Last week, after the school shooting in Florida that killed 17 people, Trump held a meeting on school safety at the White House, where he said: "We have to look at the Internet, because a lot of bad things are happening to young people" . children and young minds, and their minds are forming, and we have to do something about what they are seeing and how they are seeing it. And also video games. "
At an official meeting yesterday, press secretary Sarah Huckabee Sanders announced that the president plans to meet with industry leaders next week "to see what they can do on that front."
"ESA and our member companies have not received an invitation to meet with President Trump."
This was great news for many of the largest companies in the video game industry, which not only had no plans to attend the summit, but also did not know what was taking place.
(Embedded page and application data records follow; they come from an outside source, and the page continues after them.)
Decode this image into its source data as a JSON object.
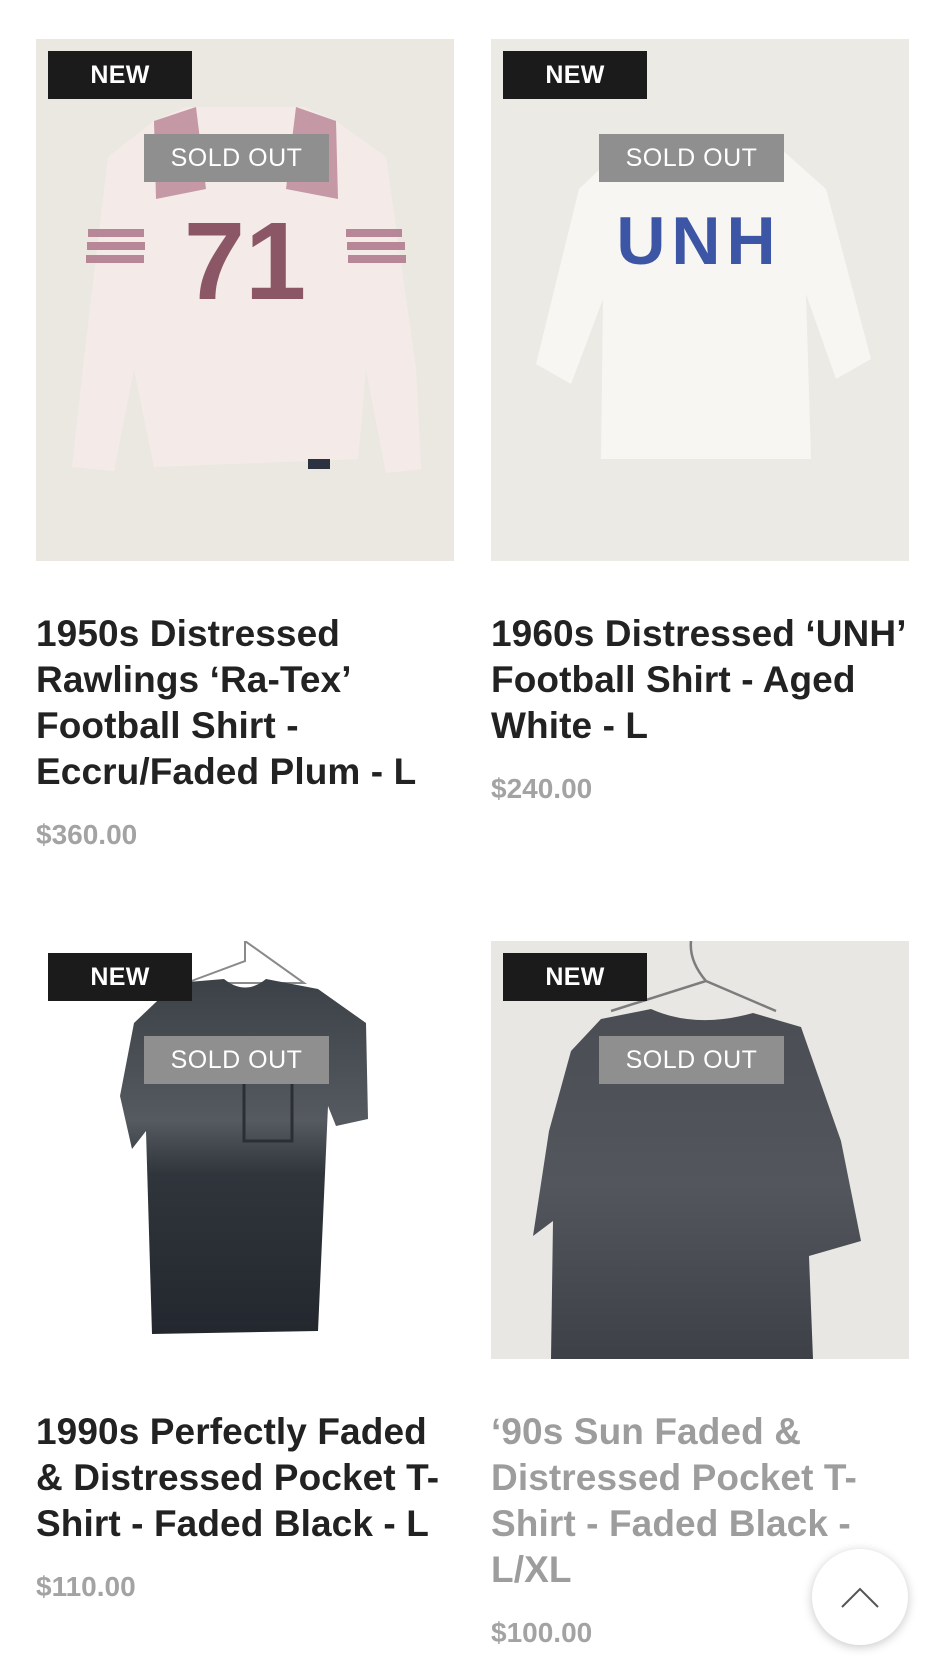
{
  "products": [
    {
      "badge_new": "NEW",
      "badge_status": "SOLD OUT",
      "title": "1950s Distressed Rawlings ‘Ra-Tex’ Football Shirt - Eccru/Faded Plum - L",
      "price": "$360.00",
      "image_text": "71"
    },
    {
      "badge_new": "NEW",
      "badge_status": "SOLD OUT",
      "title": "1960s Distressed ‘UNH’ Football Shirt - Aged White - L",
      "price": "$240.00",
      "image_text": "UNH"
    },
    {
      "badge_new": "NEW",
      "badge_status": "SOLD OUT",
      "title": "1990s Perfectly Faded & Distressed Pocket T-Shirt - Faded Black - L",
      "price": "$110.00"
    },
    {
      "badge_new": "NEW",
      "badge_status": "SOLD OUT",
      "title": "‘90s Sun Faded & Distressed Pocket T-Shirt - Faded Black - L/XL",
      "price": "$100.00"
    }
  ],
  "scroll_top": {
    "icon": "chevron-up-icon"
  },
  "colors": {
    "badge_new_bg": "#1b1b1b",
    "badge_sold_bg": "#8f8f8f",
    "title_text": "#222222",
    "title_muted_text": "#9d9d9d",
    "price_text": "#a3a3a3"
  }
}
Representatives of several of the major gaming companies that The Verge contacted were surprised by the announcement, and we could not locate anyone in the industry who had been contacted or who said they would be willing to attend. The Entertainment Software Association, an industry group representing companies such as Microsoft, Electronic Arts, Nintendo, Sony Interactive Entertainment, Capcom, Square Enix, Ubisoft and Warner Bros. Interactive Entertainment, responded with a statement that denied knowledge of the meeting and pushed against its premise.
"ESA and our member companies have not received an invitation to meet with President Trump," the group said in a statement. "The same games that are played in the US are played all over the world, however, the level of armed violence is exponentially higher in the US than in other countries." Numerous authorities have examined the scientific records and they have discovered that there is no link between the content of the media and violence in real life. "
It is not yet clear what the White House has planned for the meeting, and it is quite possible that new guests may still leave the industry, but it does not seem likely. For video game companies, this is a situation with no way out. The legal case of games like freedom of expression is even stronger than it was after Columbine, but with the political protest against each and every one of the organizations that are considered to allow armed violence, it seems to be the moment wrong to play hardball.
But even presenting to the meeting carries significant political risks. The CEOs who joined the President's Advisory Board at the beginning of his term saw an immediate reaction, and most of the councils were dissolved as a result of subsequent controversies. There are also no convincing arguments to establish a link between violent video games and mass shootings, and giving in to Trump's demands could unleash a huge reaction from players who are hypersensitive even to a minimum of censorship. There is no advantage to gaming companies in any of this, and in innumerable ways to hurt themselves.
The best result would be if everyone involved simply forgot that it ever happened. Because this is Trump, it's a real possibility. Sanders was vague about the time of the meeting, saying simply "next week", but that is still remarkably soon. If next week passes without anyone in the White House remembering this announcement, there will be many executives giving sighs of relief.